I haven't been able to find a good grass site to identify them, however, and I don't have a good grass book for reference either.  The above photos were taken in early May.

This photo, of the ligule and sheath, was taken in early April.

For some reason, today has been the day that this identification problem has suddenly felt critical.  I e-mailed the local horticulture agent with the photos of the grass from April and May, but I haven't heard back from him.  So I started to write this blog post, asking for help from the blogging community.  Before I did that, however, I decided that I needed current  photos.

So I went down by the lake and took them.

Here's a different clump of the same species, showing the overall structure, ....

here are the ligules and sheaths,...

and here are the seed heads.

Upon looking at the pictures of the seed heads closely, my mind suddenly told me, "Paspalum."   It didn't tell me which Paspalum, though, so I went to the USDA Plant Profile Database and looked up the genus, checking the ranges given and photographs, if any.

I am sad to report that Greg was probably correct.

I am now pretty certain that this grass is Vasey Grass, Paspalum urvillei.  It is a native of South America and is considered invasive in Hawaii.  It is fairly widespread across the southern U.S. (not including Arizona and New Mexico) and is becoming a problem pasture weed in the Florida panhandle.

A weed is a plant that's out of place - and Vasey Grass is out of place in my yard.

So I've got some hot, sweaty work that needs to be done:  cutting off and bagging all the seedheads before the seeds drop, then rooting out the plants and freeing the soil for other, more desireable species.

On the plus side, though, I really like how the tall clump grass looks along the water's edge.  Now, what more desireable species can I plant there?

4 comments:

Cody Zinker said...

Thanks for posting on this. I think the same way and find myself disappointed that a plant is really a weed.

Gaia Gardener: said...

Cody, it is a real pleasure to meet someone who thinks this way, too! Most people seem to think "pull it out first, identify it later." Not helpful!!! Thanks for letting me know I'm not alone in my way of acting..... Cynthia

katob427 said...

I was so disappointed years ago when my first garlic mustard bloomed and I found out its true identity...
Would wild rice be an option? Too tall? I'm not sure how this replacement would go over with the groundskeeper since it's equally grassy looking!
Frank

Gaia Gardener: said...

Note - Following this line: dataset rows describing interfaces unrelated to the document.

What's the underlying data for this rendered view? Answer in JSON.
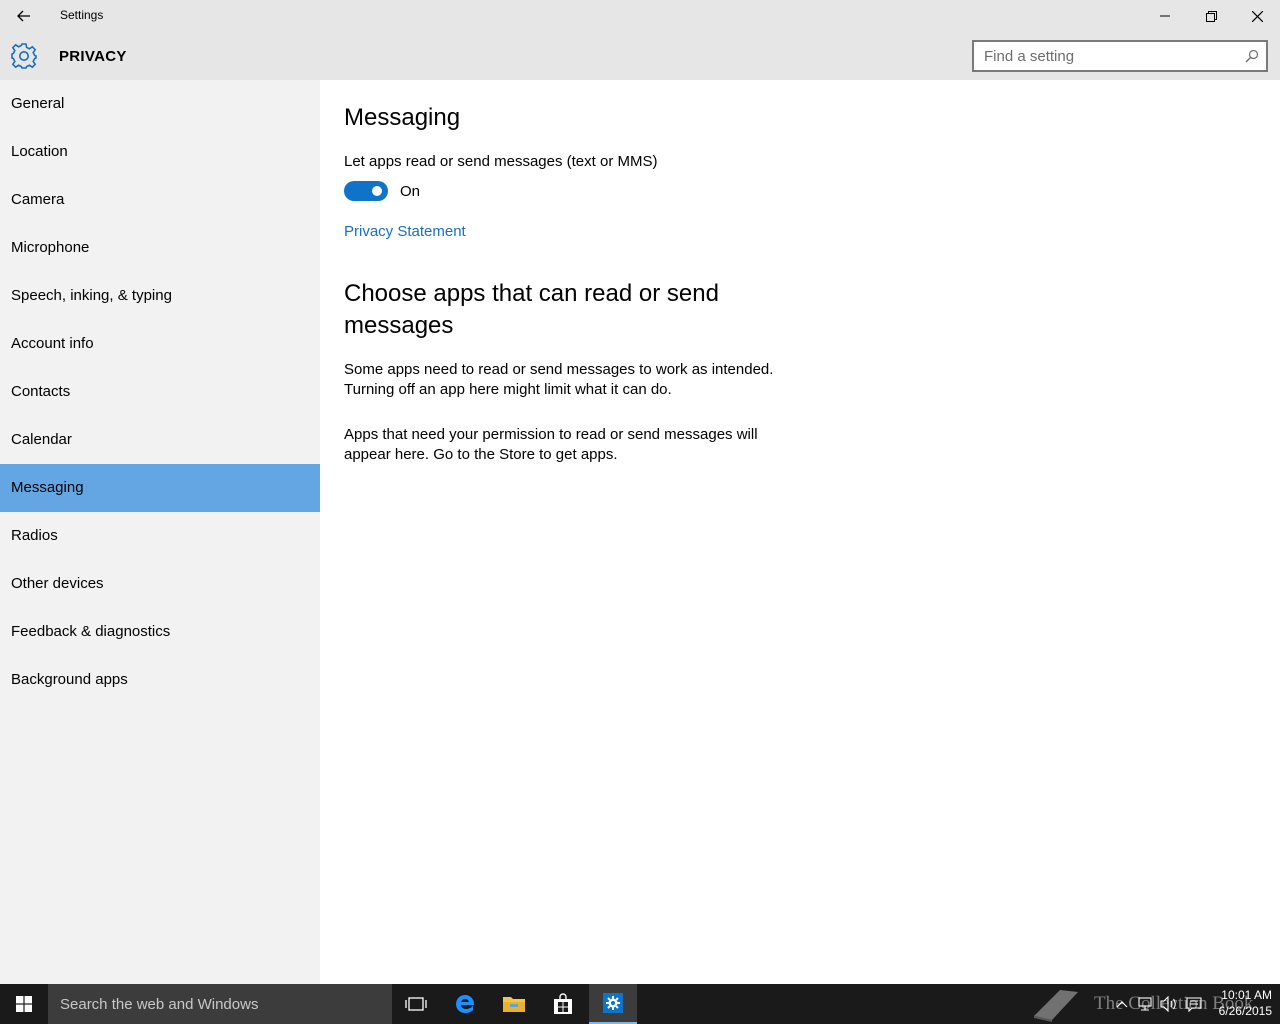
{
  "window": {
    "title": "Settings"
  },
  "header": {
    "section_title": "PRIVACY",
    "search_placeholder": "Find a setting"
  },
  "sidebar": {
    "items": [
      {
        "label": "General",
        "active": false
      },
      {
        "label": "Location",
        "active": false
      },
      {
        "label": "Camera",
        "active": false
      },
      {
        "label": "Microphone",
        "active": false
      },
      {
        "label": "Speech, inking, & typing",
        "active": false
      },
      {
        "label": "Account info",
        "active": false
      },
      {
        "label": "Contacts",
        "active": false
      },
      {
        "label": "Calendar",
        "active": false
      },
      {
        "label": "Messaging",
        "active": true
      },
      {
        "label": "Radios",
        "active": false
      },
      {
        "label": "Other devices",
        "active": false
      },
      {
        "label": "Feedback & diagnostics",
        "active": false
      },
      {
        "label": "Background apps",
        "active": false
      }
    ]
  },
  "main": {
    "heading": "Messaging",
    "setting_label": "Let apps read or send messages (text or MMS)",
    "toggle_state": "On",
    "privacy_link": "Privacy Statement",
    "sub_heading": "Choose apps that can read or send messages",
    "paragraph1": "Some apps need to read or send messages to work as intended. Turning off an app here might limit what it can do.",
    "paragraph2": "Apps that need your permission to read or send messages will appear here. Go to the Store to get apps."
  },
  "taskbar": {
    "search_placeholder": "Search the web and Windows",
    "watermark": "The Collection Book",
    "clock_time": "10:01 AM",
    "clock_date": "6/26/2015",
    "icons": [
      "windows-logo-icon",
      "task-view-icon",
      "edge-icon",
      "file-explorer-icon",
      "store-icon",
      "settings-gear-icon",
      "chevron-up-icon",
      "network-icon",
      "volume-icon",
      "action-center-icon"
    ]
  },
  "colors": {
    "accent": "#0f73c9",
    "nav_selected": "#64a6e3",
    "link": "#1a6fbf",
    "taskbar": "#1a1a1a",
    "sidebar": "#f2f2f2",
    "titlebar": "#e6e6e6"
  }
}
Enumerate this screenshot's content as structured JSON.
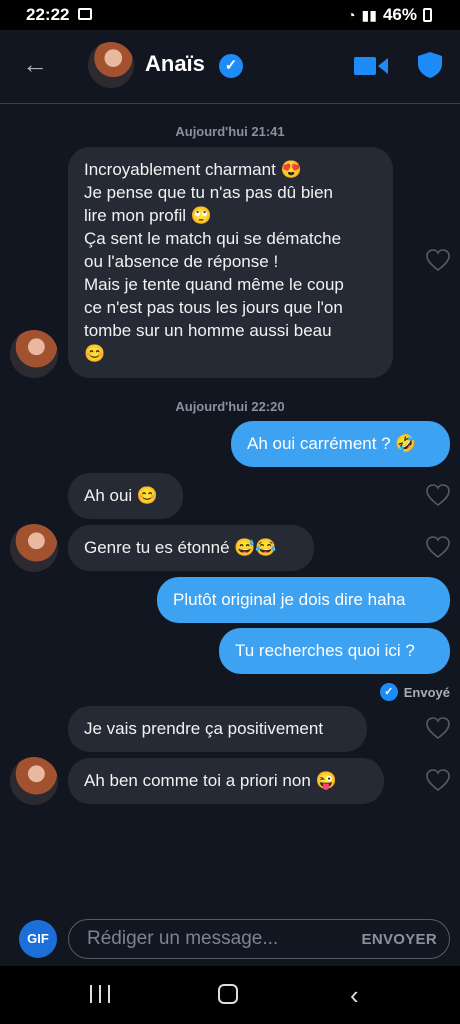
{
  "status": {
    "time": "22:22",
    "battery": "46%"
  },
  "header": {
    "contact_name": "Anaïs",
    "back_icon": "arrow-left-icon",
    "video_icon": "video-camera-icon",
    "safety_icon": "shield-icon",
    "accent": "#1d8cf8"
  },
  "timestamps": [
    "Aujourd'hui 21:41",
    "Aujourd'hui 22:20"
  ],
  "messages": [
    {
      "from": "them",
      "text": "Incroyablement charmant 😍\nJe pense que tu n'as pas dû bien\nlire mon profil 🙄\nÇa sent le match qui se dématche\nou l'absence de réponse !\nMais je tente quand même le coup\nce n'est pas tous les jours que l'on\ntombe sur un homme aussi beau\n😊"
    },
    {
      "from": "me",
      "text": "Ah oui carrément ? 🤣"
    },
    {
      "from": "them",
      "text": "Ah oui 😊"
    },
    {
      "from": "them",
      "text": "Genre tu es étonné 😅😂"
    },
    {
      "from": "me",
      "text": "Plutôt original je dois dire haha"
    },
    {
      "from": "me",
      "text": "Tu recherches quoi ici ?"
    },
    {
      "from": "them",
      "text": "Je vais prendre ça positivement"
    },
    {
      "from": "them",
      "text": "Ah ben comme toi a priori non 😜"
    }
  ],
  "delivery_status": "Envoyé",
  "composer": {
    "gif_label": "GIF",
    "placeholder": "Rédiger un message...",
    "send_label": "ENVOYER"
  },
  "colors": {
    "background": "#121620",
    "incoming_bubble": "#262a34",
    "outgoing_bubble": "#3da2f1"
  }
}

There are native grasses I can use; I just have to figure out what I want and then clear out enough to plant them! LOL! Lots of work still to be done to even begin to consider our yard as a garden spot.